  2. After the status of a flagged player changed to so they were no longer flagged.

Transfers made by managers with an active wildcard were also believed to affect NTI figures, with one popular theory being that they don’t count at all towards NTI. If this is correct, a player who had 10,000 transfers in, including 5,000 on a wildcard, plus 1,000 non-wildcard transfers out, would only have had an NTI of 4,000. Wildcard transfers had the potential to skew how quickly a player rose or fell in price in a gameweek.

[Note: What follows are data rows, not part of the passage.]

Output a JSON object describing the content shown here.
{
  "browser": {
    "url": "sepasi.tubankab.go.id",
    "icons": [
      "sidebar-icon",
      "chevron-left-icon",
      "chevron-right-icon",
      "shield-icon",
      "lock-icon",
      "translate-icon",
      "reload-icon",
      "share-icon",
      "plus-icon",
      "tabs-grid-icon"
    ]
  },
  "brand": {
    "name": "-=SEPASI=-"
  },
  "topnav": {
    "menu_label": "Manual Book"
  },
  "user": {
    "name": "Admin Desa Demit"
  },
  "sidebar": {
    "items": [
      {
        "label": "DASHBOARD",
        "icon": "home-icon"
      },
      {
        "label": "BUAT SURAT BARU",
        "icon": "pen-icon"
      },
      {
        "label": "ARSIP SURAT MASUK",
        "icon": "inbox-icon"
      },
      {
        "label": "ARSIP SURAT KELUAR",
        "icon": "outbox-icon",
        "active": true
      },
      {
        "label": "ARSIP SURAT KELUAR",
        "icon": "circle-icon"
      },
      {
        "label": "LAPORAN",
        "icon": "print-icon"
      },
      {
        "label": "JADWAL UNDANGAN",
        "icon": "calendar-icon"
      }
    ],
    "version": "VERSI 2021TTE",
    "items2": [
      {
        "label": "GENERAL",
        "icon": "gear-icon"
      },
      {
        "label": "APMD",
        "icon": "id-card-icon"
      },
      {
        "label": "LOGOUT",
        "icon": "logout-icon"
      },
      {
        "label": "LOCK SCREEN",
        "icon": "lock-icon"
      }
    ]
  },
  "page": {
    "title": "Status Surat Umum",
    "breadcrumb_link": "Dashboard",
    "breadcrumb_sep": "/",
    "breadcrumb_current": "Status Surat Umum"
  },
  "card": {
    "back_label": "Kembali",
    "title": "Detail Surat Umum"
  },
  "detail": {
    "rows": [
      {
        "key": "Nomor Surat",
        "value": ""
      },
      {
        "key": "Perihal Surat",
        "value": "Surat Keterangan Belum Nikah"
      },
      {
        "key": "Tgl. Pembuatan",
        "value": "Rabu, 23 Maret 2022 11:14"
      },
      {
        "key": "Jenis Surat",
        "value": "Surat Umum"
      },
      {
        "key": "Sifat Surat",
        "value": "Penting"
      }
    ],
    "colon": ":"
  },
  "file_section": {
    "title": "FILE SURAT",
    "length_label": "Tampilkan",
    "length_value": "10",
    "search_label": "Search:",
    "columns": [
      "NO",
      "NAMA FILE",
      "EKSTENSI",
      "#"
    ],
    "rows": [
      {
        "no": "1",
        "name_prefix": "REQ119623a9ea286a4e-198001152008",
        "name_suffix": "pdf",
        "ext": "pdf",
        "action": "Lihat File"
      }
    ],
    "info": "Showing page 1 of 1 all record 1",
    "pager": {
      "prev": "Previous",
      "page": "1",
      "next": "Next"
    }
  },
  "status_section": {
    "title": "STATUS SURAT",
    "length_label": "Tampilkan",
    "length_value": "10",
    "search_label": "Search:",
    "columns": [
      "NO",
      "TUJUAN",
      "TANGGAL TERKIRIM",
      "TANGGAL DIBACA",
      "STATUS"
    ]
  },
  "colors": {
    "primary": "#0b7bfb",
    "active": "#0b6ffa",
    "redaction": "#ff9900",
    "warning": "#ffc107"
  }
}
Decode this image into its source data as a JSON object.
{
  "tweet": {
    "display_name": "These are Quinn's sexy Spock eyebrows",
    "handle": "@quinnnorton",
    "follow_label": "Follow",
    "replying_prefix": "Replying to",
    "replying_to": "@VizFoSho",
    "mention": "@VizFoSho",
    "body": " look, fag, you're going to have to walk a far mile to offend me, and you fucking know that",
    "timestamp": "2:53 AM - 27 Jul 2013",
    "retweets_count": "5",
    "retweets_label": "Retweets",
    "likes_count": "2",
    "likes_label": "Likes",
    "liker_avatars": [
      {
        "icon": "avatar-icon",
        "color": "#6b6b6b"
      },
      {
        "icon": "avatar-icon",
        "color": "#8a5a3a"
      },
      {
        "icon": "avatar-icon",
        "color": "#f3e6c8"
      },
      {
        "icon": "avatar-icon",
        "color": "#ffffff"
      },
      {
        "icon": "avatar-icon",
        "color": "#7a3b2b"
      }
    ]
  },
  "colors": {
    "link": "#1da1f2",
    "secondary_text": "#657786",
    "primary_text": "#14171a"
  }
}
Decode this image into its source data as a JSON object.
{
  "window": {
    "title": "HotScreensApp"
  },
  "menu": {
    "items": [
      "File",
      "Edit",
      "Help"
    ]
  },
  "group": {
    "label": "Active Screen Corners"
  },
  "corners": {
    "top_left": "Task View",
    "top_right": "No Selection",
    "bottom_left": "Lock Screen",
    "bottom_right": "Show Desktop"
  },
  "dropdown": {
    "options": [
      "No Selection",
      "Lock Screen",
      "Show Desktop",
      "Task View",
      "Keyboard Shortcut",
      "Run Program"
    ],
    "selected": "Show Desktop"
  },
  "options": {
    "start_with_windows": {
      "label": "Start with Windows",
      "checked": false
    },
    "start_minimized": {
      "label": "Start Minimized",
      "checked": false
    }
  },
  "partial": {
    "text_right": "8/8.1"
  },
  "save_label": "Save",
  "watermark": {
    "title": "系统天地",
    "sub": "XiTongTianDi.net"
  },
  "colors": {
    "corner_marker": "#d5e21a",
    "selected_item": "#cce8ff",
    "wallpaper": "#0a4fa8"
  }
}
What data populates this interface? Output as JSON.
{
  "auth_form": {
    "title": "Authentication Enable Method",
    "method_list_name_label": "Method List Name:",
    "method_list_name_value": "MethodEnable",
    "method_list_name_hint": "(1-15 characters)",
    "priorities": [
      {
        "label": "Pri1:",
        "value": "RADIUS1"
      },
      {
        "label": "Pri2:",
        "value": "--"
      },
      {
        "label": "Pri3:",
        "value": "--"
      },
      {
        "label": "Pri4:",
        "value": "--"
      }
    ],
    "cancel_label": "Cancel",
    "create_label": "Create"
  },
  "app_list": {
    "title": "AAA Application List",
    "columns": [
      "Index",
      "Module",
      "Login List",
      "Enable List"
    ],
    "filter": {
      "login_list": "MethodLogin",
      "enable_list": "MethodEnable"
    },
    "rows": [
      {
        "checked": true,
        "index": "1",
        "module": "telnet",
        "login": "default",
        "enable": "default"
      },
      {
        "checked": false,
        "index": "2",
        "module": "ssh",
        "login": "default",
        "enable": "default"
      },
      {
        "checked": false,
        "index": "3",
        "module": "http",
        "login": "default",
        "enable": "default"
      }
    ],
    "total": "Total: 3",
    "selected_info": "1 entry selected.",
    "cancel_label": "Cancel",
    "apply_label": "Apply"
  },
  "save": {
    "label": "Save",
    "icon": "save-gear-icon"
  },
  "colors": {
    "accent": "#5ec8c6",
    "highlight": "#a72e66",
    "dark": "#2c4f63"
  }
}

New to FPL for 2017-18 is the Free Hit chip, which acts like a one week wildcard, before the old team is restored the following week. I’ve not seen any discussion about the impact on NTI of transfers made using the chip, but if wildcard transfers don’t count towards NTI it would seem logical that Free Hit transfers wouldn’t count either.

Blank and double gameweeks also appear to slow the speed of price falls and price rises for the players involved. This phenomenon has only recently been spotted and the specifics are not well understood yet.

Predicting the price changes

FPL participants can get a very rough idea of which players might be heading for a rise or fall in a particular gameweek by selecting transfers in (round) and transfers out (round) from the “Sorted by” drop-down menu on the Transfers page of FPL. However, remember that a player’s NTI counter only resets to zero if they change in price or are locked. If Player B in our earlier example had an NTI of -80,000 between Gameweeks 1 and 2, then an NTI of 60,000 the following week, he would neither rise nor fall because his NTI thresholds were -100,000 for a fall and 40,000 for a rise and his counter at the Gameweek 3 deadline is at -20,000 (-80,000 + 60,000).

Several price change prediction websites operate by monitoring the number of player transfers in and out, adjusting for the various factors that can affect NTI, and matching those figures against estimated price rise and fall thresholds to predict when a player is likely to increase or decrease in price. These sites display this as a percentage, with a player being predicted to rise when they reach or exceed 100 per cent, or fall when they reach or exceed -100 per cent. My favourite price change prediction site is FPL Statistics.

At the start of the season these prediction calculations are largely based on experience of how the price changes worked in previous years. Therefore they can be imprecise, particularly if, as in 2014-15, FPL changes the price rise and fall formula. Once the first price changes happen, the price change prediction websites will start to refine their threshold estimates and NTI calculations. As the season progresses they usually become more accurate.

During the first few days of the 2017-18 season the prediction sites have done fairly well at forecasting which players will be rising and falling in price each night, which suggests there haven’t been major changes in the price change formula this year. However, we will need more data to gain a clearer picture.